Being disabled and ill in the ways that I am, I feel, very often, that I’m watching life happen rather than experiencing it. Now everyone likes a bit of people watching (and if you read that and claimed otherwise, liar liar pants on fire) but when that’s your life scrolling past you, strolling past the window, with all of the things you wanted to do and experience and see and taste and enjoy and hate… It’s hard to switch to.
You change the way you are going through life. You find the way you speak has changed. It goes from being “oh that’s something I really want to do”, and instead it becomes “that’s something I always wanted to do”. The past tense slips in, almost without you noticing. And it’s not even a miserable thing, it’s a reality thing.

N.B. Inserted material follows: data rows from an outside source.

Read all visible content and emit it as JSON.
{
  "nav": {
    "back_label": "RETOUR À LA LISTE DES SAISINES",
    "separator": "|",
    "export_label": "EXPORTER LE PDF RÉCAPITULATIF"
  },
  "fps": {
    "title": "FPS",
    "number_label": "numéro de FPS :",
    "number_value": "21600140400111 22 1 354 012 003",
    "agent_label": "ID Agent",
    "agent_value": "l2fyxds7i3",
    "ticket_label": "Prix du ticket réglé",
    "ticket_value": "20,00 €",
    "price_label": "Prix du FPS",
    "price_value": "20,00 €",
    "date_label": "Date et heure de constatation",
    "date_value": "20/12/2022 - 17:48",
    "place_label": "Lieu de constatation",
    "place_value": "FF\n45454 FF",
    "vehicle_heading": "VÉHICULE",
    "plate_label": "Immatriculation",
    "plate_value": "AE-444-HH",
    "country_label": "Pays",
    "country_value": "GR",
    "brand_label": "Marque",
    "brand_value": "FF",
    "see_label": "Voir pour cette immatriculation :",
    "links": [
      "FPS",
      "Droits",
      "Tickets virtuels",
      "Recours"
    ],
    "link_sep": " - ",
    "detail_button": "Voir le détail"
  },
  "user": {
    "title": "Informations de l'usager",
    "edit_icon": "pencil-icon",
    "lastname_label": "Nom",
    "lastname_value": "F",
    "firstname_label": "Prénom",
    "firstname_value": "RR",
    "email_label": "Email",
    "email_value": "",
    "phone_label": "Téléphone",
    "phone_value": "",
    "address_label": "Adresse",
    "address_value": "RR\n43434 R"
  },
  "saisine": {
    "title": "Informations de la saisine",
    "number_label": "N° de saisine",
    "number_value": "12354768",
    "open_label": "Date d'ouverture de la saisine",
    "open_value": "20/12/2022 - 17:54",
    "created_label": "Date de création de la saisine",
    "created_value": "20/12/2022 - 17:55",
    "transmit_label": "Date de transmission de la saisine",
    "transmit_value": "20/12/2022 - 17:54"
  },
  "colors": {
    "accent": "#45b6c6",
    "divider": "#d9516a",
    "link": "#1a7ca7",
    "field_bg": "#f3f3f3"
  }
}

Before I became ill, one of my aims was always a dream trip to Egypt, where I would go into all the tombs, walk around the pyramids, sail down the Nile, probably end up on a camel at some point (we’ll ignore the fact that they have NO connection to ancient times, there are some exceptions you have to make as a tourist), spend hours (days) in the museum, and lose myself completely in the wonder and amazement. This happening, at some point in my life, even if it took me 30 to save for, was a fact. It would happen. There was no question about it.
Now I know full well that it won’t. I will never do that. Any of it.
So I make do with my books when I can read them, following people online who are doing all of those things (maybe minus the camels, I think there is a novelty factor there and you don’t repeat it), I watch all the documentaries repeatedly to the point I know them word for word. I also – confession time – read all the historical fiction I can get my hands on. Yes I do. To the point where I can almost feel the heat on the back of my neck, can touch the sand, can feel the tears on my face when these wonders come in to view.
You just change your view. Being ill, and staying ill, is an on going process, and so is the way you feel about it. And that is okay.